**Exercise instructions:** In the entries that follow, how many lines include "PORTO"? Give the number and nothing else.

**Extracted material:**
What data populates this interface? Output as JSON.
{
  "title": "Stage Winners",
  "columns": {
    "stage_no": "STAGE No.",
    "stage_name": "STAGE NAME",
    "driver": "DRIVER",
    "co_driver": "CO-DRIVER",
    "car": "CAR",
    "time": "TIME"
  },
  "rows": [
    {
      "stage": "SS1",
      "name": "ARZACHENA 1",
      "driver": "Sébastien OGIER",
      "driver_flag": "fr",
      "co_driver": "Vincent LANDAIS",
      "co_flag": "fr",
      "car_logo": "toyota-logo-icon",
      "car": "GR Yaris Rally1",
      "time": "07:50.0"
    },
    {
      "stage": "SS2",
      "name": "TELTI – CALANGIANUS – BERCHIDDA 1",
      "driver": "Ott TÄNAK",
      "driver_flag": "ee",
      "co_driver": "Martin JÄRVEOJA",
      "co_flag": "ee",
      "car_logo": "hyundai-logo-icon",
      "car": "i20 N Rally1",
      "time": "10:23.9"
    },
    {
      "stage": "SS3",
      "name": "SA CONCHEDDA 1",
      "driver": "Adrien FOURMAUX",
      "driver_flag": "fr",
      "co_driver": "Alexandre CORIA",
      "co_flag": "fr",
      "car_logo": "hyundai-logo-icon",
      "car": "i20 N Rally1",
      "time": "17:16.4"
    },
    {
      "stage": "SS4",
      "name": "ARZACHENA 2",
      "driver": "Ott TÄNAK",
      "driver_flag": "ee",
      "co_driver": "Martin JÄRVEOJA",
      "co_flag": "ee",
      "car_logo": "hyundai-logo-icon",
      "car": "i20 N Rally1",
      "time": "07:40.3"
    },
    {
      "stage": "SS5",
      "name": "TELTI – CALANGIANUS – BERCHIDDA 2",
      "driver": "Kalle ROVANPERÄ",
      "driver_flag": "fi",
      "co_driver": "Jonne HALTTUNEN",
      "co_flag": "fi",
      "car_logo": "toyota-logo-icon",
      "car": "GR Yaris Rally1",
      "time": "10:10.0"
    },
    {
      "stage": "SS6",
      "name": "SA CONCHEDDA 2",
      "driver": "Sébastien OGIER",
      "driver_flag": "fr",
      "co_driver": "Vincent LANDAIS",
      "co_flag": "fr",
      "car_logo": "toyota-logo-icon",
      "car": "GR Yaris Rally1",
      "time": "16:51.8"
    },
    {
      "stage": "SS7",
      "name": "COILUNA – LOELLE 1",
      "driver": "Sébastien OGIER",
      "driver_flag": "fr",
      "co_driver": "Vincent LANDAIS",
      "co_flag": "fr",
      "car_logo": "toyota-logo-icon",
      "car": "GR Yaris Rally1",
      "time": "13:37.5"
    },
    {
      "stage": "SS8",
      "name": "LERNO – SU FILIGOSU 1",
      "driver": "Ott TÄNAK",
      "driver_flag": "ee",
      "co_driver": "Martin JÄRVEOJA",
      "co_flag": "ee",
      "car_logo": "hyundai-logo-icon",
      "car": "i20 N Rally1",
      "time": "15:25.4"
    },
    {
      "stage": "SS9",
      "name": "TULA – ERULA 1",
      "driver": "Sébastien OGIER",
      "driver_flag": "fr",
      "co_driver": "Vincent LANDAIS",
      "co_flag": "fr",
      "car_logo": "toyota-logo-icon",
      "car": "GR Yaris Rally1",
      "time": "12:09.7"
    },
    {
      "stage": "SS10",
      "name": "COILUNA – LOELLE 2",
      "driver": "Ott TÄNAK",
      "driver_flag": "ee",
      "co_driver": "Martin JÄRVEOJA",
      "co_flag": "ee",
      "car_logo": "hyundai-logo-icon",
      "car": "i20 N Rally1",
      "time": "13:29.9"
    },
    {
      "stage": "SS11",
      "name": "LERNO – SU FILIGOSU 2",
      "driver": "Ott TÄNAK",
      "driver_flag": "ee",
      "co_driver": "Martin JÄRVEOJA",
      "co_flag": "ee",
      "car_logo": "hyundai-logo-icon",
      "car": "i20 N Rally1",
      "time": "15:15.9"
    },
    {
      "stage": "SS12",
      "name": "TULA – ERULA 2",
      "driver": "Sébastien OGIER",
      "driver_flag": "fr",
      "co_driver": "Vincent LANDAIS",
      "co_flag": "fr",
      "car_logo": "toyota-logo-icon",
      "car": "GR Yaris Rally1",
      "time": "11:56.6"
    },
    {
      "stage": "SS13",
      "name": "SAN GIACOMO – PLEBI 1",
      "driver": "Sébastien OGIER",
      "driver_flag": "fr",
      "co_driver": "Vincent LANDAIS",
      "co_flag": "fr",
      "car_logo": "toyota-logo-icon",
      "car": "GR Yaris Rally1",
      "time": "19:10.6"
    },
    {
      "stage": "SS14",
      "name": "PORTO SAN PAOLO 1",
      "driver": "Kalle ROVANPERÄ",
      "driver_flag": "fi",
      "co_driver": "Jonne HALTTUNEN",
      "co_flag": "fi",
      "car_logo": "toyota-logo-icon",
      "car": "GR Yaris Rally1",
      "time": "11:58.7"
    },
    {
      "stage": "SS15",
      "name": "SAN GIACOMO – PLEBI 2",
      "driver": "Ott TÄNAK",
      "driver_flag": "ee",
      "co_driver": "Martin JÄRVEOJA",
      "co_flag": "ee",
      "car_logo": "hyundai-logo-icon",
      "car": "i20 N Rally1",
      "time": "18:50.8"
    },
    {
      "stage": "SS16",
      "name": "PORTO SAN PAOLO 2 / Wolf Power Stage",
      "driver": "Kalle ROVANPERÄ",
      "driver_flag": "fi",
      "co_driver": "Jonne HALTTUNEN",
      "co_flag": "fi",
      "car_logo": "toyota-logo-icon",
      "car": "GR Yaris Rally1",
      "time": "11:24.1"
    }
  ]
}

**Reply to the task:** 2